This introduction seeks to capture the poem’s essence, establish context, and provide a foundation for subsequent analyses. As human spirits continue to face pressures from an increasingly demanding world, the poem paints a dynamic portrait of children falsely accused of witchcraft – its words help readers empathise and understand their anguish rather than simply relaying a story.
“I hide under the tensely dark shadow of unlimited doom, even when I prefer to live I hide behind those smiles.”
From the poem’s opening lines, it is immediately evident that this child aspires to live rather than exist, yet baseless accusations have prevented them from doing so. Hiding behind smiles symbolises many children forced into wearing masks of normalcy despite harsh societal prejudices which drain away their spirits.
“All is well, I tell them, though void of hope when there is no means of survival I hide, running far from faith.”
“All is Well”, even though reality may be dire, speaks volumes about their strength as children. Life often challenges their hope, driving further away from religion – often their only source of comfort in an otherwise lonely existence. Their laments reveal just how insignificant and meaningless life has become since childhood’s innocent joy and carefree existence were taken away.
“All is lost as sad as bad, my life like a toy, forever apart from reality. A fear, a distant joy, and my history so pale.”
Reducing children to toys conveys a perception that they are disposable within society; this is reality. Where cultural values and beliefs posit African children in a position of inferiority, do they possess any moral or legal rights?
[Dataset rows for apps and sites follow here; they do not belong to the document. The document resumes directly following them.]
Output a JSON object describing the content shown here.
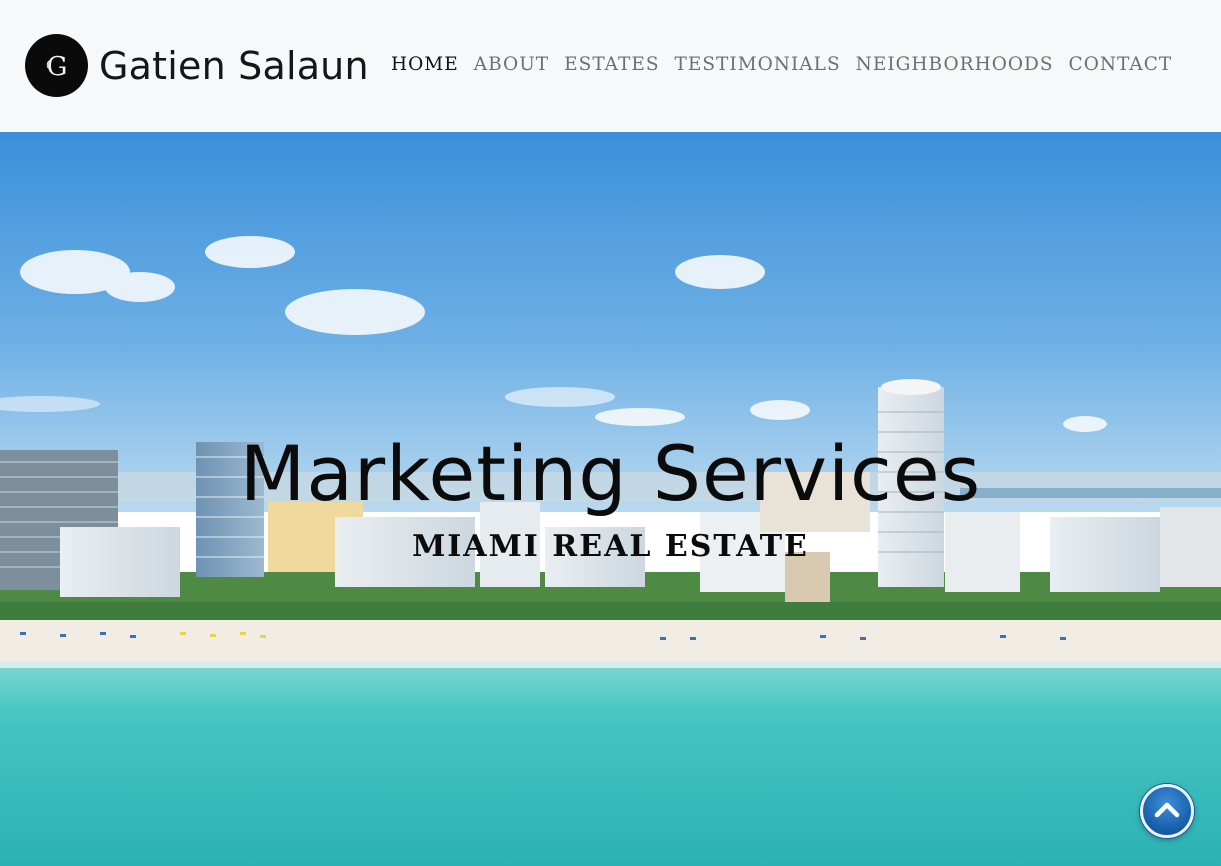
{
  "brand": {
    "name": "Gatien Salaun",
    "logo_letter": "G"
  },
  "nav": {
    "items": [
      {
        "label": "HOME",
        "active": true
      },
      {
        "label": "ABOUT",
        "active": false
      },
      {
        "label": "ESTATES",
        "active": false
      },
      {
        "label": "TESTIMONIALS",
        "active": false
      },
      {
        "label": "NEIGHBORHOODS",
        "active": false
      },
      {
        "label": "CONTACT",
        "active": false
      }
    ]
  },
  "hero": {
    "title": "Marketing Services",
    "subtitle": "MIAMI REAL ESTATE",
    "scene": "aerial-beach-skyline"
  },
  "colors": {
    "header_bg": "#f7f8fa",
    "nav_text": "#6f6f6f",
    "nav_active": "#111111",
    "sky": "#4a9be0",
    "ocean": "#3cc3c0",
    "sand": "#f1ece4",
    "scroll_button": "#1b63b0"
  },
  "icons": {
    "logo": "monogram-g-icon",
    "scroll_top": "chevron-up-icon"
  }
}
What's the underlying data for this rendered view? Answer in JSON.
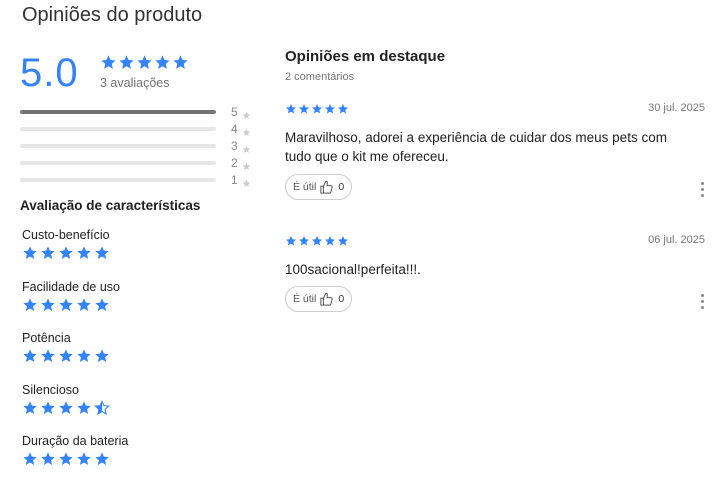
{
  "page_title": "Opiniões do produto",
  "summary": {
    "score": "5.0",
    "avg_stars": 5,
    "count_text": "3 avaliações",
    "distribution": [
      {
        "label": "5",
        "fraction": 1.0
      },
      {
        "label": "4",
        "fraction": 0
      },
      {
        "label": "3",
        "fraction": 0
      },
      {
        "label": "2",
        "fraction": 0
      },
      {
        "label": "1",
        "fraction": 0
      }
    ]
  },
  "characteristics": {
    "title": "Avaliação de características",
    "items": [
      {
        "label": "Custo-benefício",
        "rating": 5
      },
      {
        "label": "Facilidade de uso",
        "rating": 5
      },
      {
        "label": "Potência",
        "rating": 5
      },
      {
        "label": "Silencioso",
        "rating": 4.5
      },
      {
        "label": "Duração da bateria",
        "rating": 5
      }
    ]
  },
  "featured": {
    "title": "Opiniões em destaque",
    "count_text": "2 comentários",
    "reviews": [
      {
        "rating": 5,
        "date": "30 jul. 2025",
        "text": "Maravilhoso, adorei a experiência de cuidar dos meus pets com tudo que o kit me ofereceu.",
        "helpful_label": "É útil",
        "helpful_count": "0"
      },
      {
        "rating": 5,
        "date": "06 jul. 2025",
        "text": "100sacional!perfeita!!!.",
        "helpful_label": "É útil",
        "helpful_count": "0"
      }
    ]
  },
  "colors": {
    "star_filled": "#3483fa",
    "star_empty": "#cccccc",
    "bar_fill": "#737373",
    "score": "#3483fa"
  },
  "icons": {
    "star": "star-icon",
    "thumbs_up": "thumbs-up-icon",
    "more": "more-options-icon"
  }
}
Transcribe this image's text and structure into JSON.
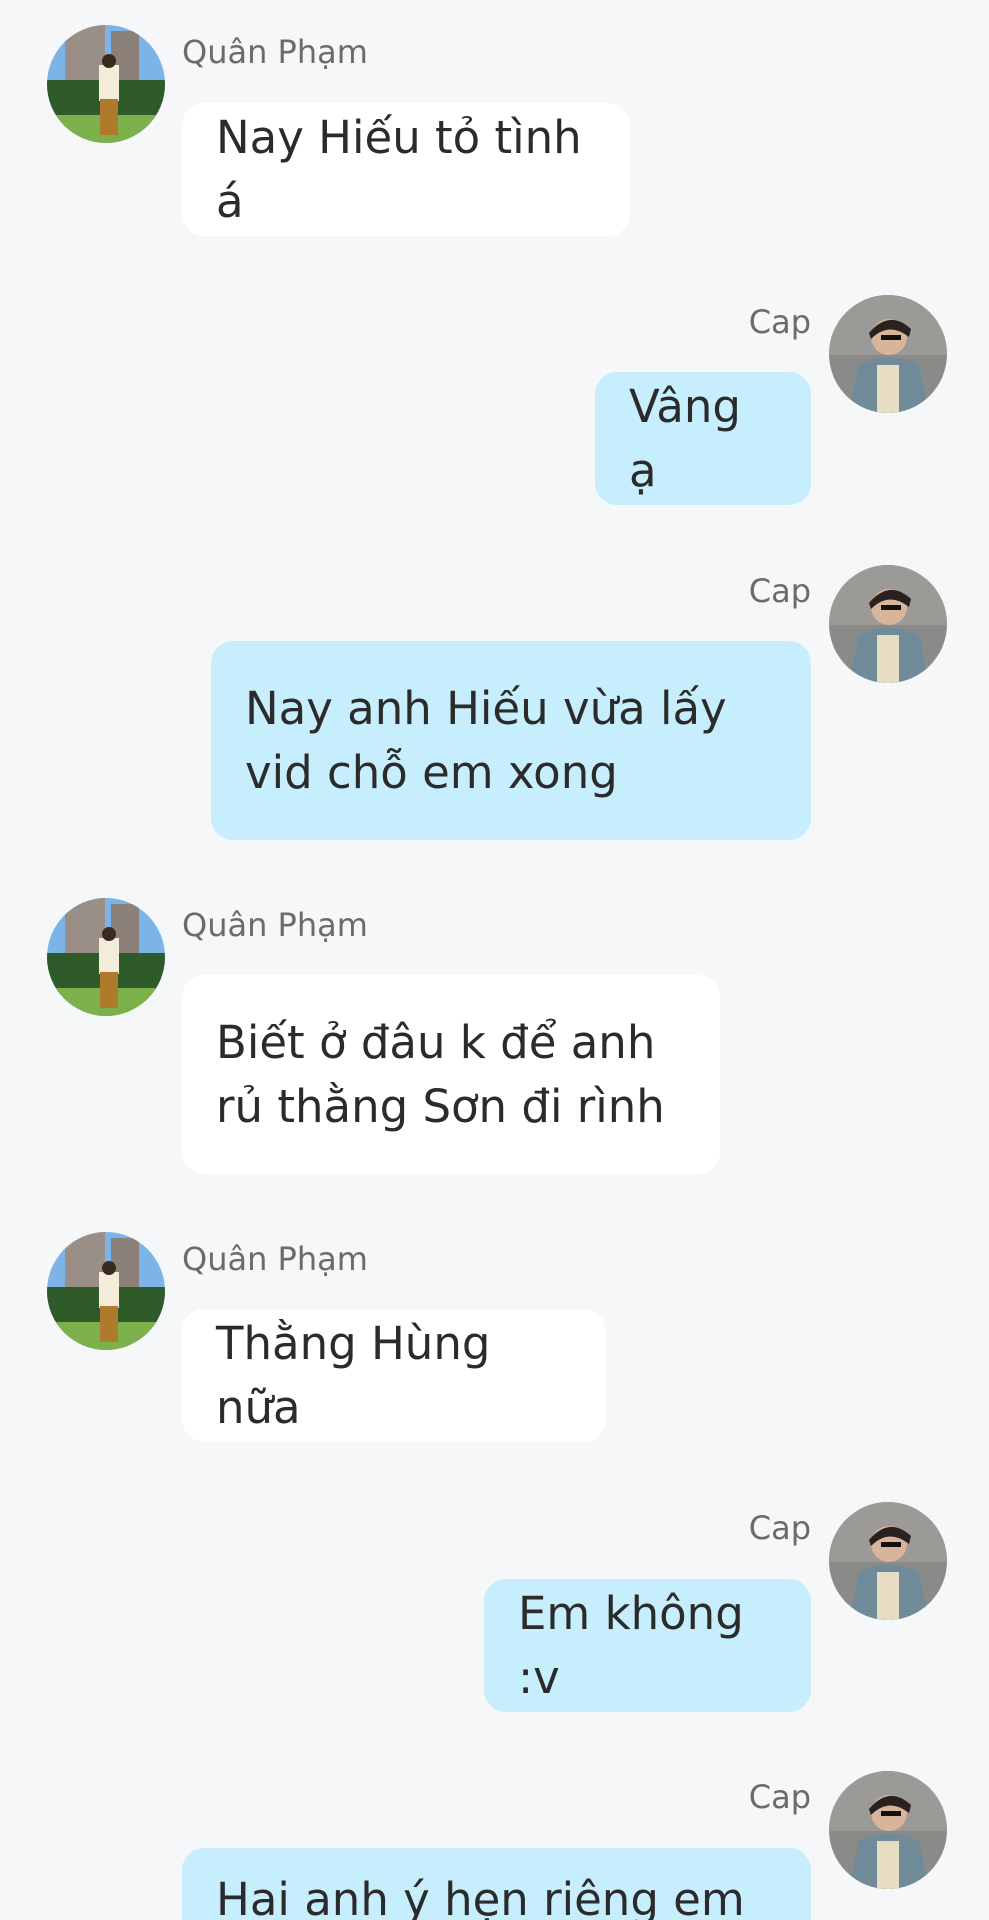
{
  "conversation": {
    "messages": [
      {
        "sender": "Quân Phạm",
        "side": "in",
        "text": "Nay Hiếu tỏ tình á",
        "avatar_icon": "user-avatar-icon"
      },
      {
        "sender": "Cap",
        "side": "out",
        "text": "Vâng ạ",
        "avatar_icon": "user-avatar-icon"
      },
      {
        "sender": "Cap",
        "side": "out",
        "text": "Nay anh Hiếu vừa lấy vid chỗ em xong",
        "avatar_icon": "user-avatar-icon"
      },
      {
        "sender": "Quân Phạm",
        "side": "in",
        "text": "Biết ở đâu k để anh rủ thằng Sơn đi rình",
        "avatar_icon": "user-avatar-icon"
      },
      {
        "sender": "Quân Phạm",
        "side": "in",
        "text": "Thằng Hùng nữa",
        "avatar_icon": "user-avatar-icon"
      },
      {
        "sender": "Cap",
        "side": "out",
        "text": "Em không :v",
        "avatar_icon": "user-avatar-icon"
      },
      {
        "sender": "Cap",
        "side": "out",
        "text": "Hai anh ý hẹn riêng em chỉ",
        "avatar_icon": "user-avatar-icon"
      }
    ]
  },
  "colors": {
    "background": "#f5f7f9",
    "incoming_bubble": "#ffffff",
    "outgoing_bubble": "#c7eefd",
    "sender_name": "#6b6b6b",
    "message_text": "#2b2b2b"
  }
}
A dearth of genuine happiness underscores the immense scale of emotional trauma they have been forced to endure throughout their short lives – sufferings are never-ending in these cases.
“I hide, my focus on the moon, the disabled night captivated by nightmares, a heavy day, my absence of life, nothing of interest.”
Night, usually a respite from daily difficulties, provides no solace for these emotionally troubled individuals. Nightmares continue to serve as reminders of their predicament while days become burdensome without vibrancy or engagement – exacerbating their despair further.
“I hides, and life goes on around me. The world laughs, and I join in, yet none knows my inner being, none is able to know it all.”
At large, most people remain blissfully unaware of their suffering, instead participating in worldly pleasures while keeping inner distress hidden from view. This highlights society’s tendency to ignore the deep-seated trauma experienced by children living with autism, emphasising superficial appearances over genuine welfare. These individuals’ situations are frequently documented on traditional and social media, often without regard or willingness to provide assistance and shelter to those in need. While they can easily blame anyone other than themselves when their personal affairs become chaotic, blaming others is all too convenient when one’s personal affairs become chaos. Allegations of witchcraft must be approached with great caution and consideration, considering the well-being and safety of any accused children as top priorities. Practices such as finger-pointing and accusations of witchcraft should be discouraged, and any instances should be met with appropriate discipline. Such accusations have devastating repercussions for those accused, making up part of our collective responsibility to ensure that the children accused are treated with dignity and respect by society.
“I hide far from the truth, without a face the trouble that makes me handicapped with my perishing thoughts. Nothing works anymore.”
Children unable to acknowledge the truth of their situation often become disabled and overwhelmed with despair, leading them to believe “nothing works anymore”. Attendance at miracle churches for deliverance sessions may not necessarily restore affection from parents and guardians. Instead, it may exacerbate total rejection as many view those accused as witches, neglecting their well-being.
“I hide. Many times I ask myself, always by myself, how long it will take to hide myself in the tunnel of deep obscurity of such grieving crises.”
The ending of this poem highlights the child’s frantic desire for relief from their distress, with concealment – both physically and psychologically – serving as an especially poignant symbol for how essential safety and empathy are in protecting and nurturing these young lives.
On this World Mental Health Day, we must recognise and address the psychological trauma experienced by children falsely accused of witchcraft. This poem vividly conveys their experience, prompting us to consider our society’s treatment of vulnerable community members, championing their rights while working toward creating a more equitable and compassionate world.